Lita Ford's 'Runaway': A fun, funny memoir of a rocker chick
When Lita Ford was 11 years old, she told her parents that the nylon-string classical guitar they bought for her birthday wasn't exactly what she had in mind. What the future "queen of heavy metal" wanted was something electric.
Living Like a Runaway
By Lita Ford
Dey Street. 272 pp. $26.99 nolead ends
nolead ends When Lita Ford was 11 years old, she told her parents that the nylon-string classical guitar they bought for her birthday wasn't exactly what she had in mind. What the future "queen of heavy metal" wanted was something electric.
So begins Ford's Living Like a Runaway, a mostly fun, often hilarious coming-of-age memoir of a rocker chick who can rip through serious lead guitar solos as good - or usually better - than the next guy, a goal that snapped into focus after her first Black Sabbath concert. "It never occurred to me while I was growing up that I was doing anything out of the ordinary by liking the type of music I did," she tells us. "No one told me that girls can't do this."
Ford was just another restless teenager getting into fistfights in the JC Penney parking lot in Long Beach, Calif., when she found the next shiny penny on her way to the rock and roll wishing well: a phone call from Kim Fowley, the controversial producer-songwriter.
Fowley was searching for attractive girls who could play instruments for what he called "an all-girl teenage band of rebellious jailbait rock-and-roll bitches." A few Deep Purple tunes at an audition later, and Ford was signed up for the ride of her young life.
The Runaways have been broken up since 1979, but the behind-the-scenes stories about the band are still increasingly distressing. Last summer, former Runaways bassist Jackie Fuchs (stage name Jackie Fox) gave a startling interview alleging Fowley raped her at a party while she was unconscious. (Fowley died last year.) Readers looking for more insight into Fox's alleged assault won't find it here. Ford has said she wasn't at the party and knew nothing about the attack, and doesn't address it in the book. In fact, her time in The Runaways - from audition to dissolution - take up only a few chapters of the memoir, which frames the band as springboard for Ford's solo career. Fair enough, considering she was only 20 years old when they split.

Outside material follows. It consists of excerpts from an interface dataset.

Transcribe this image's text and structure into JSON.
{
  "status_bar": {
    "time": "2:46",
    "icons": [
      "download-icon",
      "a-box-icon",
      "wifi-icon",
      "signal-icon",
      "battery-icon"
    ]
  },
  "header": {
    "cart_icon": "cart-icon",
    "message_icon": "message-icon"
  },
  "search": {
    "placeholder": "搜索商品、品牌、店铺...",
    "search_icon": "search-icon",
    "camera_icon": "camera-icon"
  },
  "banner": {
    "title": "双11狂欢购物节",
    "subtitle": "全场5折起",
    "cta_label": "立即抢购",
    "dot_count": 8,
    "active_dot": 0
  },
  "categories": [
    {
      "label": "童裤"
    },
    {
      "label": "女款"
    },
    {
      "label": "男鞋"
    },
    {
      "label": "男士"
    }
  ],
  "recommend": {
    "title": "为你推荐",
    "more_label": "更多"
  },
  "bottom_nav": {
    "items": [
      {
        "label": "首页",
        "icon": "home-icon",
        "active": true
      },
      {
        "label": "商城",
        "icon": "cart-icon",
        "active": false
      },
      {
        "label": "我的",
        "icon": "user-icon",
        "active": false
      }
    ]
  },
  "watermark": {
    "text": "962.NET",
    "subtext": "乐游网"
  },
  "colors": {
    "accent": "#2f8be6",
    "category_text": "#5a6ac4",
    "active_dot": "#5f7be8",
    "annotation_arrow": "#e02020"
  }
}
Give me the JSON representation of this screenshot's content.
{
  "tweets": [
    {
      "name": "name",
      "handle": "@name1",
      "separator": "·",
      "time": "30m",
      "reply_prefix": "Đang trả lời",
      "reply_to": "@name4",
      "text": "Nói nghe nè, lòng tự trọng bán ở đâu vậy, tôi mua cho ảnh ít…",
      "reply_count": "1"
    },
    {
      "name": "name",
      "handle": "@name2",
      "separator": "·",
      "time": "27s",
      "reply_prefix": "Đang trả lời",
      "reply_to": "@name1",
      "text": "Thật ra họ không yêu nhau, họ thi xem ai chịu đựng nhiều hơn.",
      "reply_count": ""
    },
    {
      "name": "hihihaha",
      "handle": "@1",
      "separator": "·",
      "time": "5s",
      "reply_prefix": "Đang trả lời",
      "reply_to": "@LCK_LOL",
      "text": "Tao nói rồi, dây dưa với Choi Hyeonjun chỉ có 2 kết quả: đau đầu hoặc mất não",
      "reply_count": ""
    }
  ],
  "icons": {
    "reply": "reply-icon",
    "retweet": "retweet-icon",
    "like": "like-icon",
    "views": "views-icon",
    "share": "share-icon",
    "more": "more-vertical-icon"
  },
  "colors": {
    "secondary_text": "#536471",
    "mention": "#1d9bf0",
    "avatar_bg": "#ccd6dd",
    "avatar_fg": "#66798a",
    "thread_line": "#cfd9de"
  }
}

The book takes off when Ford's solo career does. Many of Ford's delightfully detailed misadventures are of the classic rock and roll variety involving copious amounts of alcohol, drugs, and casual sex. Ford's confident and casual tone lacks the self-consciousness that sabotages lesser rock memoirs. It's boring when memoirists try too hard either to live up to a cliché rock-and-roll reputation or to atone for their sins after cleaning up.
Ford doesn't suffer from such pretensions. She tells plenty of colorful '80s rocker stories. She is invited to tour the kitchen of a fancy Japanese restaurant but instead of giving her a sushi demonstration, the chefs dump a giant sack of cocaine on a cutting board. Ford is unexpectedly funny. An anecdote that involves a life-size replica of Koko the gorilla and Ozzy Osbourne had me laughing out loud.
This isn't a girl-power book. Ford doesn't dwell on the challenges she faced as a woman in rock, but she's frank about what she had to put up with: "Some bands didn't want to be blown away by a girl, so they would try to screw me up any way they could." They pull tubes out of her amp, mess with her monitor settings, and try to throw beer cans at her on stage. She responds by being prepared. She tapes notes with her settings to the monitor, and keeps lights low so she can dodge objects while playing.
After a long run of success including the 1988 hit song "Kiss Me Deadly," Ford's career and life start to unravel, and the writing does, too. In short, she marries a guy she just met, has kids, and moves to a remote island, where she lived off the grid for years. Divorced now, Ford informs the reader via an author's note that she left painful details about her marriage out of the book for the sake of her children, who, she says, are being kept from her. (She has since become an advocate against what she calls parental alienation.)
It's a bummer note in an otherwise freewheeling rock memoir, but that's what she chose when she said yes to The Runaways all those years earlier: life on the grid, plugged in, where everything happens.